START SOURCE MATERIAL

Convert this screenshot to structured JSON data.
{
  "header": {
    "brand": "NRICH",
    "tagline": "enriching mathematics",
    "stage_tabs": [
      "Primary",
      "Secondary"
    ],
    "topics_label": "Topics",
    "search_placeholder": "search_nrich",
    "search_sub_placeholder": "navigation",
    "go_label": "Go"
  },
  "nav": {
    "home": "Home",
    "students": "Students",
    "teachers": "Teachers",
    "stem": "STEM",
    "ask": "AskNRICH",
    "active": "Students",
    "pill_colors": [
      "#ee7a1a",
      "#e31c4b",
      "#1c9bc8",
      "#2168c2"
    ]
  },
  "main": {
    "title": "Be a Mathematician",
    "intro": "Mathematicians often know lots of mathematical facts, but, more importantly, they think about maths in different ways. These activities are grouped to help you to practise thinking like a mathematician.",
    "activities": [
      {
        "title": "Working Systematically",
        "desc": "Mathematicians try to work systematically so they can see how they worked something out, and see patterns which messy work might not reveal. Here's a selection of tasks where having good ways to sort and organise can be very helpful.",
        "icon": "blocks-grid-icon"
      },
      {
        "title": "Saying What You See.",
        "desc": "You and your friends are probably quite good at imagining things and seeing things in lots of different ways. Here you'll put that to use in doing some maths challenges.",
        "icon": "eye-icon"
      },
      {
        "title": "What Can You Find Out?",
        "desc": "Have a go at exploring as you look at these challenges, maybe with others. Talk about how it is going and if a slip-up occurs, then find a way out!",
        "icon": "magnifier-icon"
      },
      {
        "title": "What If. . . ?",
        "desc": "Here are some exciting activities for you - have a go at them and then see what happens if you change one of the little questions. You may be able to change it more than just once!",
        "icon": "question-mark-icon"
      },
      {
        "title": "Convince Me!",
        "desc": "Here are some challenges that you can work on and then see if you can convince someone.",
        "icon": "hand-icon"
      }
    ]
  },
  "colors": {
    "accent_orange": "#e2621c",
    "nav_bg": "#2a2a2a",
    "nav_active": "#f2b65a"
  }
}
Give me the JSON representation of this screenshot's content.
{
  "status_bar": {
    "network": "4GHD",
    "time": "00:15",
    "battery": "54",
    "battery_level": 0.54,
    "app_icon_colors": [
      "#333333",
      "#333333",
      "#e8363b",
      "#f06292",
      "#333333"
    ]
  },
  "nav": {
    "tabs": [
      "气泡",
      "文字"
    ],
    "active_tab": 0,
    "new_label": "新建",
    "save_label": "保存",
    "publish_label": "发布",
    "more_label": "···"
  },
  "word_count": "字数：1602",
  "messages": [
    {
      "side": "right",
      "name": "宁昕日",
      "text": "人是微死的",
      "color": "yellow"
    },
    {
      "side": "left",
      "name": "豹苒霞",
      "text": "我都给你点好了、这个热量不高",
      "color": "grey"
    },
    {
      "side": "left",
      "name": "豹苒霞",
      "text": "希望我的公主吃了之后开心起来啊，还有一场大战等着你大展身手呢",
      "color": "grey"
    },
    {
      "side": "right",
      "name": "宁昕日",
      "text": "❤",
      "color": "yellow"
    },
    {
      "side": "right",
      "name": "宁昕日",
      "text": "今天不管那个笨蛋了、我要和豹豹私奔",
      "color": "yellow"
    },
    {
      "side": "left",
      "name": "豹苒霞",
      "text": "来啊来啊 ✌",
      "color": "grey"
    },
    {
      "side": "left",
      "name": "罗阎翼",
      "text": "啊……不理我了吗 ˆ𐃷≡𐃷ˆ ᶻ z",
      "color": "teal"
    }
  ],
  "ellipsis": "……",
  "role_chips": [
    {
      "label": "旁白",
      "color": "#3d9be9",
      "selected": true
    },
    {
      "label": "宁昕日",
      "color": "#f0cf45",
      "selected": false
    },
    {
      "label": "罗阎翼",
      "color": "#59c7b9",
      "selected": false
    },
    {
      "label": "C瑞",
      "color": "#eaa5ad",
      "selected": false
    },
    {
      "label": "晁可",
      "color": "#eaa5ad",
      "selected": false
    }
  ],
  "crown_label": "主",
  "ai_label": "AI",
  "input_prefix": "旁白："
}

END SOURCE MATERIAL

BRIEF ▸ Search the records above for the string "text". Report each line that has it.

RESPONSE AREA ▸
      "text": "人是微死的",
      "text": "我都给你点好了、这个热量不高",
      "text": "希望我的公主吃了之后开心起来啊，还有一场大战等着你大展身手呢",
      "text": "❤",
      "text": "今天不管那个笨蛋了、我要和豹豹私奔",
      "text": "来啊来啊 ✌",
      "text": "啊……不理我了吗 ˆ𐃷≡𐃷ˆ ᶻ z",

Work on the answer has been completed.